« Reply #12 on: March 17, 2013, 05:30:43 PM »
the poverty of this world's grasp of language;

  It is the poverty of this world s moral values and grasp of meanings, that should worry us. Language can be - and has been - misused more than pictures - as a powerful tool to cover up than to reveal the truth. That is the reason "talk shows" are so popular !
  Having said that, I must add that pictures are only skin deep !  :) They can not show some very important things which we need to know about a loaded knot : the distribution of forces within the material, for example. One way to do this would be to apply the experimental method of photoelasticity, on knots made of a transparent material ( acrylic, for example ) - but I do not hope that I will live long enough to see knot structures examined in such a detail...

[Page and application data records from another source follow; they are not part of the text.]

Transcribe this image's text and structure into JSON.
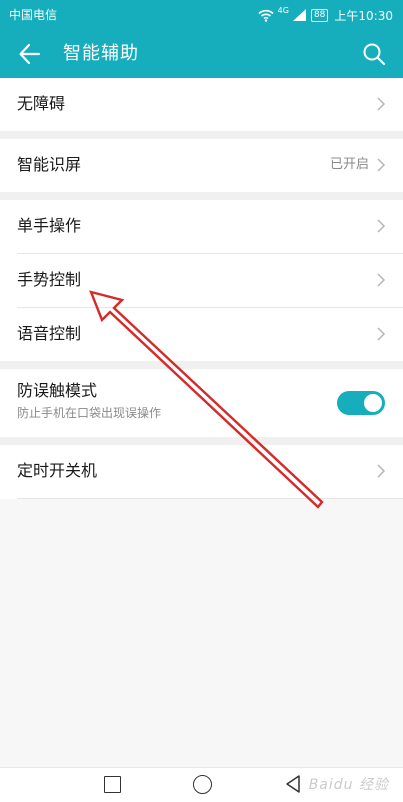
{
  "status_bar": {
    "carrier": "中国电信",
    "network": "4G",
    "battery": "88",
    "time": "上午10:30"
  },
  "app_bar": {
    "title": "智能辅助",
    "back_icon": "arrow-left-icon",
    "search_icon": "search-icon"
  },
  "groups": [
    {
      "items": [
        {
          "label": "无障碍"
        }
      ]
    },
    {
      "items": [
        {
          "label": "智能识屏",
          "value": "已开启"
        }
      ]
    },
    {
      "items": [
        {
          "label": "单手操作"
        },
        {
          "label": "手势控制"
        },
        {
          "label": "语音控制"
        }
      ]
    },
    {
      "items": [
        {
          "label": "防误触模式",
          "subtitle": "防止手机在口袋出现误操作",
          "toggle_on": true
        }
      ]
    },
    {
      "items": [
        {
          "label": "定时开关机"
        }
      ]
    }
  ],
  "accent_color": "#16aebd",
  "annotation_color": "#d42a2a",
  "watermark": "Baidu 经验"
}
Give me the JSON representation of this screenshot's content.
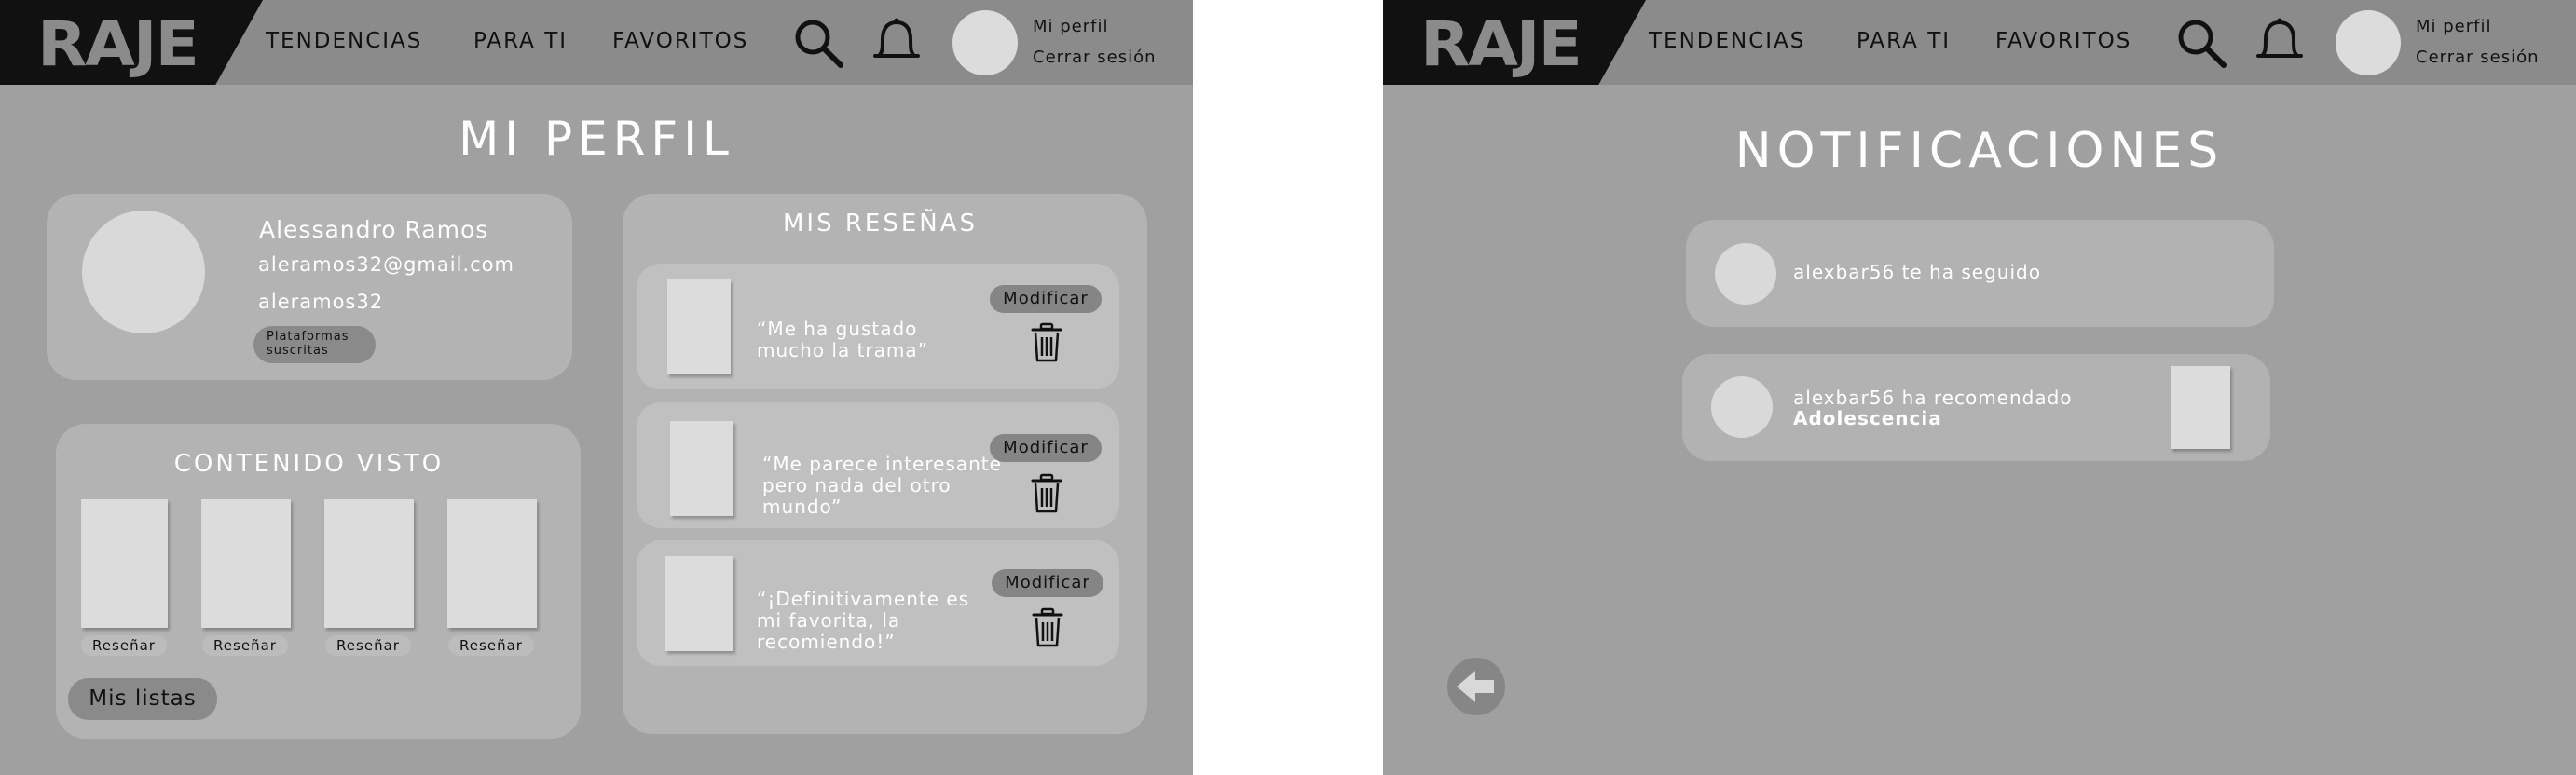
{
  "nav": {
    "logo": "RAJE",
    "links": [
      "TENDENCIAS",
      "PARA TI",
      "FAVORITOS"
    ],
    "user_links": {
      "profile": "Mi perfil",
      "logout": "Cerrar sesión"
    },
    "icons": [
      "search-icon",
      "bell-icon",
      "avatar"
    ]
  },
  "profile": {
    "title": "MI PERFIL",
    "user": {
      "name": "Alessandro Ramos",
      "email": "aleramos32@gmail.com",
      "username": "aleramos32",
      "platforms_button": "Plataformas suscritas"
    },
    "watched": {
      "heading": "CONTENIDO VISTO",
      "review_button": "Reseñar",
      "items_count": 4,
      "lists_button": "Mis listas"
    },
    "reviews": {
      "heading": "MIS RESEÑAS",
      "edit_button": "Modificar",
      "items": [
        "“Me ha gustado mucho la trama”",
        "“Me parece interesante pero nada del otro mundo”",
        "“¡Definitivamente es mi favorita, la recomiendo!”"
      ]
    }
  },
  "notifications": {
    "title": "NOTIFICACIONES",
    "items": [
      {
        "text": "alexbar56 te ha seguido",
        "bold": ""
      },
      {
        "text": "alexbar56 ha recomendado",
        "bold": "Adolescencia"
      }
    ]
  },
  "colors": {
    "background": "#a0a0a0",
    "navbar": "#8b8b8b",
    "logo_block": "#111111",
    "card": "#b3b3b3",
    "placeholder": "#dcdcdc"
  }
}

  Bight hitches is a very interesting subject. I consider the Blackwall hitch ( tied around a hook or around a bight, which is about the same thing ) one of the most marvellous knots - so I am a little biased, and I prefer bight hitches which, essentially, are nothing more than Blackwall hitches with the addition of some "security sauce"...  :)

  http://en.wikipedia.org/wiki/Photoelasticity